- **Exercise prompt**
Only the number is wanted: how many lines in the data contain "vous"?

- **Records from a dataset**
================================

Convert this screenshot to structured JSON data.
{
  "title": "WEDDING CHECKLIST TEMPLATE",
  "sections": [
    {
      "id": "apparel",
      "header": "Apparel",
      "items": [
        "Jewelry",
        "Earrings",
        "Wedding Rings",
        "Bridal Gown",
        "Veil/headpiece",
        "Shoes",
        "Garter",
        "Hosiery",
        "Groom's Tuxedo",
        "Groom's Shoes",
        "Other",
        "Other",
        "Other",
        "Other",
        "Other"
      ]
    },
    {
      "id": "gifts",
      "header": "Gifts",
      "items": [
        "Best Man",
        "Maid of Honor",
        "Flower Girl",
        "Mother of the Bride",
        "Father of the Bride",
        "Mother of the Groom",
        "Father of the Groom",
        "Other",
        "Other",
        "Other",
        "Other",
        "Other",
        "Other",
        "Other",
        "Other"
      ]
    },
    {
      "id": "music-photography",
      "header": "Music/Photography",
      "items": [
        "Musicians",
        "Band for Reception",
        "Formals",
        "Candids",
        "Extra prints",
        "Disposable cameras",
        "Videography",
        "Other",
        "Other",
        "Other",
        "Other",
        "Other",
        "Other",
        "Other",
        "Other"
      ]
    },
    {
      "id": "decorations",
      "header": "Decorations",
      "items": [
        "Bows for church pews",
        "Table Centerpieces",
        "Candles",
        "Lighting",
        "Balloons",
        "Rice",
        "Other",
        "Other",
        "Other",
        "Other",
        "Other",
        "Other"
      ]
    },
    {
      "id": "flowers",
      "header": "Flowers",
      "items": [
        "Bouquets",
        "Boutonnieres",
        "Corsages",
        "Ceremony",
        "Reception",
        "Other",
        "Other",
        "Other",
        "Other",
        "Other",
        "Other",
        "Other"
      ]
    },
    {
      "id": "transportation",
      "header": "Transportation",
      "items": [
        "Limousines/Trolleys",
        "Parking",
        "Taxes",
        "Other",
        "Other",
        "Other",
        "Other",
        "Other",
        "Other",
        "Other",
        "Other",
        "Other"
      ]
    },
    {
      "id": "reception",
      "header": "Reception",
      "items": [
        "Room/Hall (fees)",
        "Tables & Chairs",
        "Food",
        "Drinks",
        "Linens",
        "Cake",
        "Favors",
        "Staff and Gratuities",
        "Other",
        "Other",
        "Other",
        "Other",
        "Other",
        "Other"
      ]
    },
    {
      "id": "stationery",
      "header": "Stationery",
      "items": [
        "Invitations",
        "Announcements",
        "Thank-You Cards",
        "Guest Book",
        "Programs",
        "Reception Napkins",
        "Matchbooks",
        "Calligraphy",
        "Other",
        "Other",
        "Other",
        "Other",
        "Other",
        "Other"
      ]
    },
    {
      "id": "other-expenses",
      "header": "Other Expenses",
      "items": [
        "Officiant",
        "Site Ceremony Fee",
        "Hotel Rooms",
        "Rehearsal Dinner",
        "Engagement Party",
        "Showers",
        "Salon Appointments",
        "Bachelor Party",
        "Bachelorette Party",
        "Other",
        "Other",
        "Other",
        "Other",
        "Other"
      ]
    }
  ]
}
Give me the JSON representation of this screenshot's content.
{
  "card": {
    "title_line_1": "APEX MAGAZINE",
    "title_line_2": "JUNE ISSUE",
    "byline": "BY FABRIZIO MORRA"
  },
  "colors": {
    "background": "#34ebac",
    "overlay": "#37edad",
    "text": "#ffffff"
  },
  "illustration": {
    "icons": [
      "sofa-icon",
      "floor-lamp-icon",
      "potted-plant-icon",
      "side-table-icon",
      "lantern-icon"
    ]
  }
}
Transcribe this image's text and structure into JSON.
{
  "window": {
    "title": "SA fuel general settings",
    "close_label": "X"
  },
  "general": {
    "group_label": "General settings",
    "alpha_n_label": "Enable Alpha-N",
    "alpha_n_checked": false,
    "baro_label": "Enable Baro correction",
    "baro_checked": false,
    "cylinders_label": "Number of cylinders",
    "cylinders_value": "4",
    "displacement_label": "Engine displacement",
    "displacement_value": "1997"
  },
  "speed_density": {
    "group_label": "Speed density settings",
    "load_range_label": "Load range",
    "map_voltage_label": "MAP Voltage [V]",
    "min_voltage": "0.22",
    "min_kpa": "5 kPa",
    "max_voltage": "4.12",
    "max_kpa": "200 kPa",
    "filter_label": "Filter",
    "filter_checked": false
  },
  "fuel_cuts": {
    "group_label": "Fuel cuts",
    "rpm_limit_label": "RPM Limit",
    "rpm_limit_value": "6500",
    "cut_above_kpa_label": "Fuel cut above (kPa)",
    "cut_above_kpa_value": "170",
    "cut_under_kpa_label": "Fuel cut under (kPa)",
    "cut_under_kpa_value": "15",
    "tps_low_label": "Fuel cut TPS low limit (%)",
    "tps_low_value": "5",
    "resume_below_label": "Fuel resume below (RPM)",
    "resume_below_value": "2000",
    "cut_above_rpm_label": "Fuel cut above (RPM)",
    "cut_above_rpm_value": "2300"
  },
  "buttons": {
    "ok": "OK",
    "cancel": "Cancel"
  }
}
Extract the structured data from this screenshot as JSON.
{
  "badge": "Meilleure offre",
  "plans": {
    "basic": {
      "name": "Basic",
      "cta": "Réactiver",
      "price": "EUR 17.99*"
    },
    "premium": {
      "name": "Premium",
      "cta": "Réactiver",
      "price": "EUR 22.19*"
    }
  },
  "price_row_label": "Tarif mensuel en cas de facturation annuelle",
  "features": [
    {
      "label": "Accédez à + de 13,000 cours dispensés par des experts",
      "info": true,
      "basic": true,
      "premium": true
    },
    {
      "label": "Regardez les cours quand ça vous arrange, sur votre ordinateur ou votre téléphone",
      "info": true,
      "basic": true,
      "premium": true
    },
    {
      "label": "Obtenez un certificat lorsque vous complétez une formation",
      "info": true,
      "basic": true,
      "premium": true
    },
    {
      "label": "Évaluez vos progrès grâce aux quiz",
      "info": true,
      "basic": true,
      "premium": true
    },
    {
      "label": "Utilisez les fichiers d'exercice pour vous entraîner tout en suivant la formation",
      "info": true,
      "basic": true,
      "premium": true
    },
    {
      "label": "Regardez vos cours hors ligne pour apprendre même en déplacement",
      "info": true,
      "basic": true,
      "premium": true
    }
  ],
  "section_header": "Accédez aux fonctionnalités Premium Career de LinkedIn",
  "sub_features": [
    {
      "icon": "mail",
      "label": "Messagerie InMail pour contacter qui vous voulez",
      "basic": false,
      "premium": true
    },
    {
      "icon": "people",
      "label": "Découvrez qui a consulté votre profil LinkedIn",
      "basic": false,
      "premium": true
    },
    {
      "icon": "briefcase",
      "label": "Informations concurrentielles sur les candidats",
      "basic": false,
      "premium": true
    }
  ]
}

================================

- **Result of the task**
4